2. Illness teaches compassion
On occasions, my children have seen my suffering. I think it has taught them to look outside themselves and think about the people around them. My six year old has a teacher that has had reoccurring kidney stones. He has been concerned about her and her health because he’s seen me with my kidney stones and knows how horrible it is. He’s generally a fairly clueless kid, but when it comes to other people’s health he pays attention and is sensitive to the situation. I don’t think that sensitivity is something that came naturally to him, I think he learned it through seeing some of my struggles.
3. There are other ways to show my kids love besides taking them places
I do feel guilt that I can’t take my kids to as many events as I would like. Sometimes I skip showing up at the school party, and sometimes we have a weekend where we don’t go anywhere. If we do go somewhere that involves a lot of walking I sometimes have to take a rest, which can take away some of their fun. However, at the end of the day are my kids going to remember that they went to the zoo on March 23rd, 2016 or are they going to remember that their mom loves them? I think that they’ll remember how much I love them. Even if we can’t always go out and do something exciting, I can spend time with them at home. I spend a lot of time helping my son read, I play board games with both kids, we do crafts, I can lay in the hammock while they play in the backyard, or we can watch TV together. There are a million ways to show love that don’t involve using all my energy. Additionally, when I do throw caution to the wind to do something for my kids (like I am this weekend with my son’s birthday party) they will know that they are a priority in my life.
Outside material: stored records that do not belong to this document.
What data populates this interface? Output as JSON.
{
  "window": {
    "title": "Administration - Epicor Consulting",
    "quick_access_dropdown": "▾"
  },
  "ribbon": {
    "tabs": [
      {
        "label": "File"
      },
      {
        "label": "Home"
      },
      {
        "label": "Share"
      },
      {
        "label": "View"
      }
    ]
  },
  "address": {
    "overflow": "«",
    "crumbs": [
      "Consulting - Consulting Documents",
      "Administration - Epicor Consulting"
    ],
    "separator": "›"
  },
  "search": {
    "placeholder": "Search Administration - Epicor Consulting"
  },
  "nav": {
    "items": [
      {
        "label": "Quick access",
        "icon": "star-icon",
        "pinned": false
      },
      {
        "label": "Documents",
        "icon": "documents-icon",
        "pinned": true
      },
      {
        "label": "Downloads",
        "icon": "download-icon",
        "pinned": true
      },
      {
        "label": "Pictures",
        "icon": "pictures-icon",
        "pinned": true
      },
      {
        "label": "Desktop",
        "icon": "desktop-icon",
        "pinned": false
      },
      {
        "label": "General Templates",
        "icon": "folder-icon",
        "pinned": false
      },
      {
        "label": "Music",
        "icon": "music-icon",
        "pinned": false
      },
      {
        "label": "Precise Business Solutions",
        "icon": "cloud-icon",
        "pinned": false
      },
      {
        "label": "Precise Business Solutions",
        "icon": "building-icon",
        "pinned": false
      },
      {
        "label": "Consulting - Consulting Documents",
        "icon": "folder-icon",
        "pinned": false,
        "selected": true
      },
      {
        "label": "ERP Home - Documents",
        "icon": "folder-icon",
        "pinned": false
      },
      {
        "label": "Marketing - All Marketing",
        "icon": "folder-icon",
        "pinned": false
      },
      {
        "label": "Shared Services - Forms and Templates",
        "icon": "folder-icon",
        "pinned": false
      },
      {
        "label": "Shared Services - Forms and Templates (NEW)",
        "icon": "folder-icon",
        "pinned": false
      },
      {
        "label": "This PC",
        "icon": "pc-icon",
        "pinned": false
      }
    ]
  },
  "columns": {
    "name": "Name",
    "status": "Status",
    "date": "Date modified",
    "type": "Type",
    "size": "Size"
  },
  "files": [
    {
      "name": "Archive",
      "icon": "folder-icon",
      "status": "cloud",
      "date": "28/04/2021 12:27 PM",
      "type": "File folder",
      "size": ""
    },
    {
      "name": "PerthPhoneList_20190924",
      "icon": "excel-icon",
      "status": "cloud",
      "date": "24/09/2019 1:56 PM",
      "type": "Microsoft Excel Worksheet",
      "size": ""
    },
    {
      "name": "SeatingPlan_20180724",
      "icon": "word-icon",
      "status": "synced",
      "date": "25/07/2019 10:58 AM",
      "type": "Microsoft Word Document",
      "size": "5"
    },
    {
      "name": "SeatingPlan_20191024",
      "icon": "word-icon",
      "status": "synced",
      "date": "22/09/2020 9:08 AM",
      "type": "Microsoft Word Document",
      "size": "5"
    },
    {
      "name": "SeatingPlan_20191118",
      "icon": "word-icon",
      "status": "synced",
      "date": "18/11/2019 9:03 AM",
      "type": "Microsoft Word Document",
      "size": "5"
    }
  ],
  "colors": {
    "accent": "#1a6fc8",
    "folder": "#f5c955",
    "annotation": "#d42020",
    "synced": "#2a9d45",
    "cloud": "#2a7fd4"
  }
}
Modern parenting has turned into a competition in proving the how awesome of a pinterest parent we are. The reality of it is that even if I wasn’t sick I would still be a terrible pinterest parent because I just suck at that stuff. That suckiness has nothing to do with my illness, and honestly it doesn’t have that much to do with whether or not I’m a good parent. At the end of the day my kids know that I love them and that I want to spend my time with them, healthy or not.